Class 8: City sky. The sky glows whitish gray or orangish, and you can read newspaper headlines without difficulty. M31 and M44 may be barely glimpsed by an experienced observer on good nights, and only the bright Messier objects are detectable with a modest-size telescope. Some of the stars making up the familiar constellation patterns are difficult to see or are absent entirely. The naked eye can pick out stars down to magnitude 4.5 at best, if you know just where to look, and the stellar limit for a 32-cm reflector is little better than magnitude 13.
Class 9: Inner-city sky. The entire sky is brightly lit, even at the zenith. Many stars making up familiar constellation figures are invisible, and dim constellations such as Cancer and Pisces are not seen at all. Aside from perhaps the Pleiades, no Messier objects are visible to the unaided eye. The only celestial objects that really provide pleasing telescopic views are the Moon, the planets, and a few of the brightest star clusters (if you can find them). The naked-eye limiting magnitude is 4.0 or less.
I've probably had a dozen nights of Class 1 (mostly above 3000 meters) and a few hundred of Class 2 - the last Class 2 was in the Arizona mountains a few years ago.4 Sadly Class 7 or worse dominates my local seeing. The aurora is a very rare sight and the Milky Way is impossible . There is a certain quality of life associated with real darkness - like being around frogs and insects in the Summer.

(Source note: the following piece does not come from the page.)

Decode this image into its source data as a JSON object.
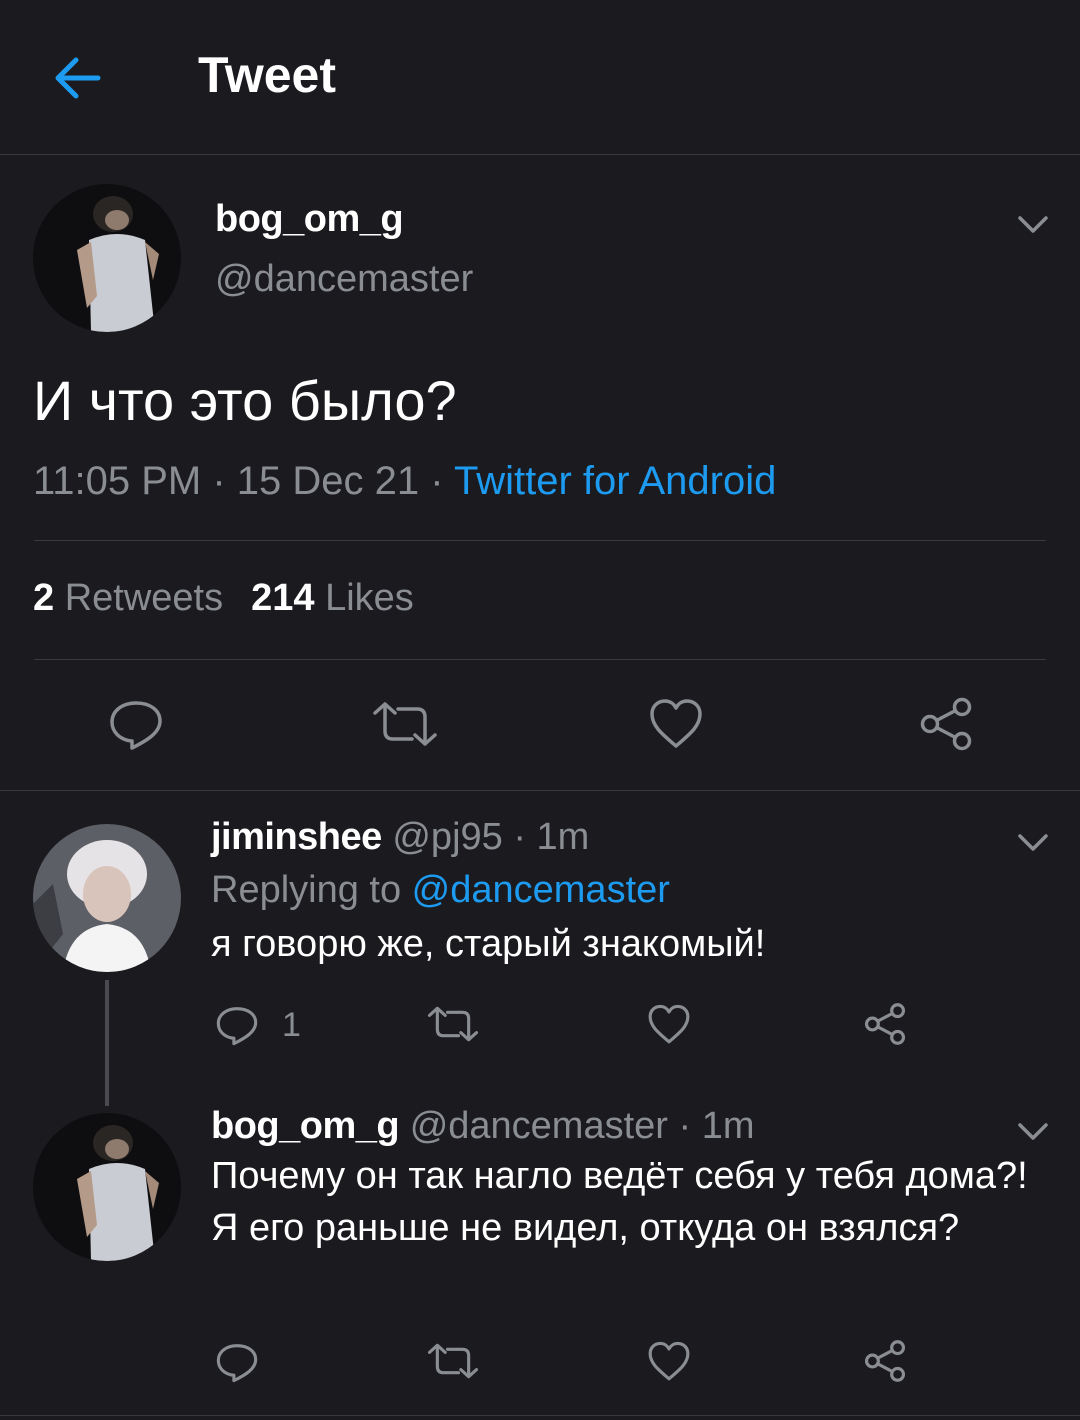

1 The size of a black hole is usually described by its Schwarzschild radius- the radius of a sphere such that, if all the mass of an object were to be compressed within that sphere, the escape velocity from the surface of the sphere would equal the speed of light. It turns out to be proportional to the black hole's mass and for simple non-rotating black holes is 2MG/c2. If the Sun could collapse to a black hole its Schwarzschild radius would be about 3 kilometers. If the Earth could collapse it would be nine millimeters. Very tiny black holes of lessor mass evaporate, but that is another story...
2 There are fun things you can try with your eyes when its very dark. Here's an example - search this blog using 'dark' for a few more
3 Magnitude is a modern adaptation of an ancient measure of a star's brightness. The Greeks thought brighter stars were physically larger and assigned a ranking - very bright first magnitude objects down to dim sixth magnitude. It was eventually realized stars appear as point objects with differing apparent brightnesses. A good enough approximation to the ancient assignments is the fifth root of 100 - about 2.512. A first magnitude object is 2.512 times brighter than a second. Arcturus is 0 and the scale goes negative for very bright objects. The Sun is about -27, Venus sometimes gets in the -4 range and the full moon is about -13. Professional and amateur astronomers both use the modern defintion
4 Amateur astronomers are attracted to dark areas and some buy land to site small private observatories. In addition to low sky brightness and average/seasonal cloud cover, atmospheric turbulence is a big issue. Sometimes otherwise identical properties with a kilometer of each other can vary in price by as much as a factor of five mostly on turbulence issues
I've been traveling and not cooking much for myself - at least not creatively. A recent learning is Indian condiments are great on veggie burgers.